The “Melting” Spoon

School of Engineering & Computer Science

People with Parkinson’s disease experience difficulties eating. Occasionally, they will suddenly stop eating and are unable to start again (freezing and akinesia), until they are gently reminded to start eating again, by using some sort of signal or stimulus. Freezing cannot be predicted, so a tool is needed to help combat freezing when eating.We have observed a patient at ARC San Joaquin who freezes up often and continually over the course of a meal and must be told every few seconds by a caretaker to continue to eat. Through our study of the patient, our proposed solution is an attachment for the handle of any standard fork or spoon that will detect a lack of motion and set off a stimulus, in this case a vibration. The vibration is to let the user know that they must start eating again. This removable attachment will contain an electric motor, accelerometer, on/off switch, micro controller and a battery. The microcontroller will monitor the output from the accelerometer and create the appropriate outputs to the electric motor.The current model shows to be very promising. Preliminary results show that the accelerometer is able to detect a lack of motion occurring for more than two seconds. Upon this detection, the microcontroller will run the vibrator in intervals of 5 seconds. The vibration will stop once motion is detected again.

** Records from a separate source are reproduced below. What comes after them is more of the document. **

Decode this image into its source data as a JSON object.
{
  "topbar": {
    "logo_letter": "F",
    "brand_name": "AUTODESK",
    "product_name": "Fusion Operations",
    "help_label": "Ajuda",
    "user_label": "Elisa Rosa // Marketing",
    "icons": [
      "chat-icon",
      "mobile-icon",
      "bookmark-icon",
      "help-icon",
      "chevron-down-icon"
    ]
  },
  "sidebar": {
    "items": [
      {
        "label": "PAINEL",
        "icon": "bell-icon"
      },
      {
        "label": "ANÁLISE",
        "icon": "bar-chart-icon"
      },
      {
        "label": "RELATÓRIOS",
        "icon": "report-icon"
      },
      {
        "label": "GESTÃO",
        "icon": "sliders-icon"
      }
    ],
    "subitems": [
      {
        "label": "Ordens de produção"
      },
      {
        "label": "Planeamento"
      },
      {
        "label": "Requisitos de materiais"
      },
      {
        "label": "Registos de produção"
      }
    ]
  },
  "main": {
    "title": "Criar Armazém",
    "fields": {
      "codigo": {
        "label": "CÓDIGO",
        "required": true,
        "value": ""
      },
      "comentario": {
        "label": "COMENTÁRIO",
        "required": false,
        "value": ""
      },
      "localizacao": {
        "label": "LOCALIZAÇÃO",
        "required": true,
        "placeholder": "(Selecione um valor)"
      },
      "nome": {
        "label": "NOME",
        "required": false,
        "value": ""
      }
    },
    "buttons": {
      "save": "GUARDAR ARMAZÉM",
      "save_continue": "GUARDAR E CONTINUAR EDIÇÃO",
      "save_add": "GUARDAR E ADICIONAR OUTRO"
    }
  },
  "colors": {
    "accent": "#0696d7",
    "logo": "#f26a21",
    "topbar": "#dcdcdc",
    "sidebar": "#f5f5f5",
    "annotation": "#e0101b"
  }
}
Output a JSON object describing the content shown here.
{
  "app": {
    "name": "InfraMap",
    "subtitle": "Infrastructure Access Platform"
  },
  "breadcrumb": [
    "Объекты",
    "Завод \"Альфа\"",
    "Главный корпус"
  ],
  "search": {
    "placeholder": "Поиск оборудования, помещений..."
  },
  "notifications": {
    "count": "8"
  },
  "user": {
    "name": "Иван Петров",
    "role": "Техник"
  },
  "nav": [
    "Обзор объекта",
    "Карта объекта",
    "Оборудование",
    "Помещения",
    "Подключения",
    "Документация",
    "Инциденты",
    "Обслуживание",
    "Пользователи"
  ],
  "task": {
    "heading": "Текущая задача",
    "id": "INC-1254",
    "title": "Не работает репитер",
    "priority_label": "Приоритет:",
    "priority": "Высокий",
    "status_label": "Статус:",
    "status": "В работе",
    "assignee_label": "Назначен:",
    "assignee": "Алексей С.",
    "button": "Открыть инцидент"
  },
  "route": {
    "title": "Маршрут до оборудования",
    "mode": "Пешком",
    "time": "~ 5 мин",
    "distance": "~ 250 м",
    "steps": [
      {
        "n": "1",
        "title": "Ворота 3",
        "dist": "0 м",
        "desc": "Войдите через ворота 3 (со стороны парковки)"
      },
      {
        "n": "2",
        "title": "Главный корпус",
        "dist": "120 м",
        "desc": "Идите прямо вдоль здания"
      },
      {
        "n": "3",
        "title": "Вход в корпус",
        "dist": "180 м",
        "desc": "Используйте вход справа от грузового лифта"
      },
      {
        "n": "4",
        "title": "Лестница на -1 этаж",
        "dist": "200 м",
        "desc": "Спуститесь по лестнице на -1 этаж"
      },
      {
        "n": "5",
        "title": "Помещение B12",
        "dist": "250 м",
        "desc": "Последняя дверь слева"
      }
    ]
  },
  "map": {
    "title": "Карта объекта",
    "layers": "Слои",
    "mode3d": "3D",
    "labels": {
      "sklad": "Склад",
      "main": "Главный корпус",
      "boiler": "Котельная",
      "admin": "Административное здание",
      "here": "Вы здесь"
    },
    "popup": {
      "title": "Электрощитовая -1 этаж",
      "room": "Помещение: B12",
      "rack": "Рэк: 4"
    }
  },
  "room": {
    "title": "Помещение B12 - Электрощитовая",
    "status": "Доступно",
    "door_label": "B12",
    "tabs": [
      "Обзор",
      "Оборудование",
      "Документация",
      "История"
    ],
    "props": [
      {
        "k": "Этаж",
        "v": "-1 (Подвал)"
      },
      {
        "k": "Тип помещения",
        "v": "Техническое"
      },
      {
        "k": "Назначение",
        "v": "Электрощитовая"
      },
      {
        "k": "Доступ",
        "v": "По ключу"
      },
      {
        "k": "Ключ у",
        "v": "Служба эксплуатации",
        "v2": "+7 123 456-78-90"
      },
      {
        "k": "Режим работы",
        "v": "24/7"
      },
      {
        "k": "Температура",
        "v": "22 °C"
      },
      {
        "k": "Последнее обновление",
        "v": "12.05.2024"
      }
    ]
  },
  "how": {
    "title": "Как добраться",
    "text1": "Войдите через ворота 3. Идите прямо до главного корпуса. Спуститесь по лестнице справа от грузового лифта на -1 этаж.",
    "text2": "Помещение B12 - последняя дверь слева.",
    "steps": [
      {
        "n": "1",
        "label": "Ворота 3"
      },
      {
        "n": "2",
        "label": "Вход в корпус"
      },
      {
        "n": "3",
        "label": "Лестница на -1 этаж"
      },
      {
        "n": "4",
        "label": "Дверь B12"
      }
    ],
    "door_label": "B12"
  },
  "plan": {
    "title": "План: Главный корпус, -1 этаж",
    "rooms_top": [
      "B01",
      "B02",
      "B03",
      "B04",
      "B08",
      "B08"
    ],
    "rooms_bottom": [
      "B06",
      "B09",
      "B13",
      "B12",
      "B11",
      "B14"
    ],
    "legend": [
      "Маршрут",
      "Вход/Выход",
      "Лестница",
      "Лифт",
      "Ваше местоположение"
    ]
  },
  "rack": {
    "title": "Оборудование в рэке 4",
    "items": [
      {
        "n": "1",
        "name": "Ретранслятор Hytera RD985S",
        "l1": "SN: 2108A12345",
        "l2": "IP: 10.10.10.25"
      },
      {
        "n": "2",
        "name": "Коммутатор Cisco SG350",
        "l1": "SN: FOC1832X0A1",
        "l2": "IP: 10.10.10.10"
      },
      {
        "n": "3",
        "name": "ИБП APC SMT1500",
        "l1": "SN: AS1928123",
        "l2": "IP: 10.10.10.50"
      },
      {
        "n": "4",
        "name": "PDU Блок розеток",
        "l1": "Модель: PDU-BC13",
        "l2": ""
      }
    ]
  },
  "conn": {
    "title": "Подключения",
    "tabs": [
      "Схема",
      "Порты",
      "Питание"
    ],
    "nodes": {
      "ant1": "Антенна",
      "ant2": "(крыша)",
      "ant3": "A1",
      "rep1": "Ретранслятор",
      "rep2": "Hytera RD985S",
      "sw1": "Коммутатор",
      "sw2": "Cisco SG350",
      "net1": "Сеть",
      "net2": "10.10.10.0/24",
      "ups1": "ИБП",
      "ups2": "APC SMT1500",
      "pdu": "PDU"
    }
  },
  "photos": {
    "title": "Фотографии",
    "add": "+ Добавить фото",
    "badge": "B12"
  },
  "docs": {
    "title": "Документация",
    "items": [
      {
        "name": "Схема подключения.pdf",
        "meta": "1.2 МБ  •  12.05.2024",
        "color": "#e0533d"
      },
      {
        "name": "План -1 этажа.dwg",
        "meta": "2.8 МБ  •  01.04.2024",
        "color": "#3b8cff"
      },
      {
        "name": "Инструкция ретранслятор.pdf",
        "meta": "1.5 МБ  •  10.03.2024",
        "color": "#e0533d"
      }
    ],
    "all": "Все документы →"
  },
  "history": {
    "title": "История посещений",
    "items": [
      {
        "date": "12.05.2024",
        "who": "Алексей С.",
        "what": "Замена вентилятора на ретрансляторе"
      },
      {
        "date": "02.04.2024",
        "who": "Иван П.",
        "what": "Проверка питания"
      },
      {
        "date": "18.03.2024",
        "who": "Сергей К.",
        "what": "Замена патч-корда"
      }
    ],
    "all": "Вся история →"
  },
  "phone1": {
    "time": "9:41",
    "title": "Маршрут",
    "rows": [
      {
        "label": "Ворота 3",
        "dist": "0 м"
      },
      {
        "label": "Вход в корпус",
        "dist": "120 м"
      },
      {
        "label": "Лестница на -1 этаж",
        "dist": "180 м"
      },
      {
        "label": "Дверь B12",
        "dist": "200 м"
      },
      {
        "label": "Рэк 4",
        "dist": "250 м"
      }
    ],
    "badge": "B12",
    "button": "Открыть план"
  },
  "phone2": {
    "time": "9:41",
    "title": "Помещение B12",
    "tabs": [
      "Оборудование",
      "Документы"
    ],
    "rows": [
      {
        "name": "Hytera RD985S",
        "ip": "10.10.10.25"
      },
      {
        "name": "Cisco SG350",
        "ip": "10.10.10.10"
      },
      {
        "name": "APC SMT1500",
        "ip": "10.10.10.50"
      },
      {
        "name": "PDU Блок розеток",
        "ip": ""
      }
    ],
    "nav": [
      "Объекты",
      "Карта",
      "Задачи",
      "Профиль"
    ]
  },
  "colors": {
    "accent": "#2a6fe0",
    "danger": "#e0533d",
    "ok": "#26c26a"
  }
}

This model is not aesthetically ready for the public, but work is being done to get everything into a presentable product.